But when the AI chatbot Chat GPT debuted in November 2022, colleges and universities from California to the UK were quick to react by prohibiting access to what they perceived as a readily available means of cheating.
After all, in a mere ten seconds, one could effortlessly produce a well-crafted 1500-word essay in response to a prompt like, “Provide examples of 19th-century English poverty as depicted in three of Charles Dickens’ novels,” or as MIT has discovered, tackle complex physics problems.
Simply put, more recent state-of-the-art computer algorithms have achieved accuracies at par with or exceeding human experts. It may well be one of the most revolutionary changes in human life.
Since November, the initial wave of panic has begun to subside, and academic institutions are now considering alternative approaches to engaging with AI. Rather than strictly policing or outright rejecting its use, some educators are embracing AI as a valuable learning tool and are exploring ways to use it in the classroom by challenging traditional ways of teaching and testing students.
What will be the effect of AI programs like Chat GTP on academic environments? How will transparency and authorship be determined if students submit essays using AI language that notoriously does not offer citations for its output?

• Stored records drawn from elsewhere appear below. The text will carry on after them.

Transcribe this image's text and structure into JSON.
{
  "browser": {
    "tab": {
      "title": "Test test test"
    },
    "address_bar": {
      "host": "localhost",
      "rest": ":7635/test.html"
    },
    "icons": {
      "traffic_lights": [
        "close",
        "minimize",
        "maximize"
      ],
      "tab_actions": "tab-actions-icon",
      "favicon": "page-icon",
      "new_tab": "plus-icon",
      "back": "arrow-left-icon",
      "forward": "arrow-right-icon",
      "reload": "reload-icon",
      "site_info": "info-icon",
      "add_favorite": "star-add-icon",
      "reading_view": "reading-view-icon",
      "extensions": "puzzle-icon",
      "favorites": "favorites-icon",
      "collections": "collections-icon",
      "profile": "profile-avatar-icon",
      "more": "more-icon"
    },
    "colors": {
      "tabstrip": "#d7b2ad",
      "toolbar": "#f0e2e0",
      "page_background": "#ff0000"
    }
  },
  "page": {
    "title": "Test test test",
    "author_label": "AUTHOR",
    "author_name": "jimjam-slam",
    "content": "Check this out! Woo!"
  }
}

How do we detect bias in AI output?
These are some of the vexing questions colleges and universities face as machine-learning AI becomes a systemic force permeating every facet of life, but rather than panic, many teachers see it as an opportunity to work with a powerful new tool for learning.
The Spy recently interviewed Washington College Writing Program Director Sean Meehan to talk about how the College is adapting to the presence of AI in collegiate studies.
This video is approximately ten minutes in length. For more information about Washington College please go here.